I’m in the home stretch now, and I have a feeling that this will likely be my last pregnancy update for this little one. Because my belly is still measuring behind (though not by much — measuring 33.5 at 35 weeks) I was sent for an additional ultrasound to check on baby’s growth. Much like Prim, this little one is measuring a little below average but completely within normal limits, and to no one’s surprise (or at least those of us who know Prim), baby’s biggest measurements came from leg length followed by belly size. Prim, long-lean kiddo that she is, is pretty much all legs and belly — and has been since day one. And frankly, with the size of Dutch babies, I have to admit that I’m a little relieved that this baby isn’t measuring above-average (because, guys, the kids here are enormous.)

weeks: 35 1/2

baby’s size: honeydew

i’m feeling: tired and achey. I’m getting into that “real pregnant” phase where my body is just exhausted at the end of the day. Everyday tasks require a lot more effort and are getting increasingly more uncomfortable as my belly grows, and the baby is super low and engaged in my pelvis which means she hits all kinds of fun nerves which give me lightening pain in my back, belly, and legs pretty much all day long.

food love: fruit and baked goods. I’ve been on a baking kick lately and, among other things, have made homemade peanut butter brownies, raspberry scones, and chocolate chip walnut blondies. Sugar is so, so delicious during pregnancy.

food hate: I don’t have any major food aversions at the moment, though certain things are still sounding pretty unappealing most days (like a giant cheeseburger — mmm, no thanks).

3 pros for january: 1. KC and I have a sitter coming weekly until the baby comes so we get to escape once a week for date night. It’s only for a few hours, but it’s so nice to get out of the house together. 2. It’s been snowing on and off here in Amsterdam, which is so pretty and magical. I’m sure I would grow tired of it if I lived here permanently, but since it’s new for me (being a California native) I’m still thrilled by the little flurries.  3. We have everything we need for the new baby now, and I’ve done all the laundry and organized the whole house. The nesting phase was definitely less intense this time around than it was when I was pregnant with Prim, but man did it make me productive when it finally hit!

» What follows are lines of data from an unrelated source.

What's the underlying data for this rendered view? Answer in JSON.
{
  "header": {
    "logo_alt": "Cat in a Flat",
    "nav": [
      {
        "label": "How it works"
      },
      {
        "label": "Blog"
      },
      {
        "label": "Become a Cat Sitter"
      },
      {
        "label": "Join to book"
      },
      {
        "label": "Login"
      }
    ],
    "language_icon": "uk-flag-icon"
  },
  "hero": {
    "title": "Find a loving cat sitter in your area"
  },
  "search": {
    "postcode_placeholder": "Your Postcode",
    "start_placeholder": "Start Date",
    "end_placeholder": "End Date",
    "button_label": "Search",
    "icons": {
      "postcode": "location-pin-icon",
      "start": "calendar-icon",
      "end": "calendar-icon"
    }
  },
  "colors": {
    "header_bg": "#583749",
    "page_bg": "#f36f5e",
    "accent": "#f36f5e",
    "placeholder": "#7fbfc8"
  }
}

3 cons for january: 1. The cold weather means that the streets here are getting increasingly more icy. Since I’m worried about falling, I’ve officially stopped riding my bike around until post-baby (and likely for quite awhile beyond that). 2. My blood pressure has risen a little bit recently, which is worrisome with my history of pre-eclampsia. There’s no reason to be worried just yet, but I was really hoping to avoid the whole hypertension/pre-eclampsia/induction conversation completely this time around. 3. I’m trying to get into the “birth mindset” as my due date is rapidly approaching. I don’t really remember exactly how I felt at this point when I was pregnant with Prim, but I feel mentally unprepared for birth at this moment. I’m hoping that instinct kicks in and takes over when the big day actually arrives.

currently living in: pajamas and KC’s enormous sweatshirts, because I basically want nothing tight on my body at this point. When I do manage to get dressed (which, between Prim’s constant colds and the frigid weather, is rare at this point), I’m still wearing my maternity jeans and tops (though I’ve noticed that a few pairs of shoes have recently become too tight!)

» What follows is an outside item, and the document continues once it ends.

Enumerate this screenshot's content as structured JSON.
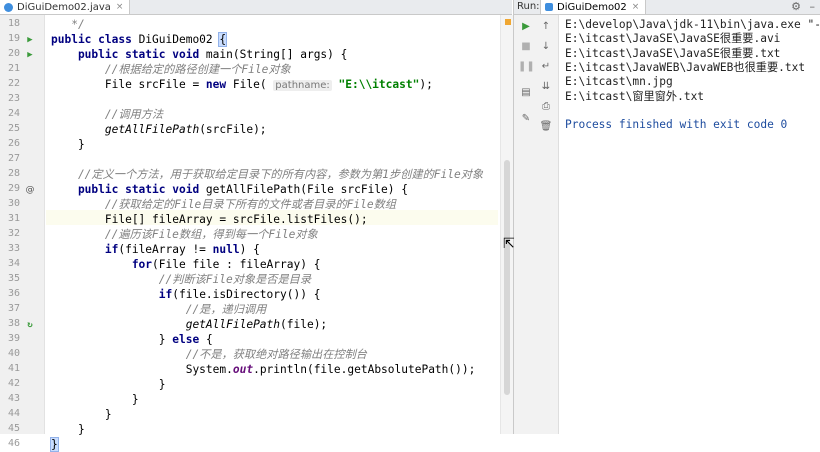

looking forward to: meeting this little lady, though I’d really prefer that she cook for a few more weeks! (Ahem, please take note, little one!)

dreaming about: drinking champagne. Lots of it.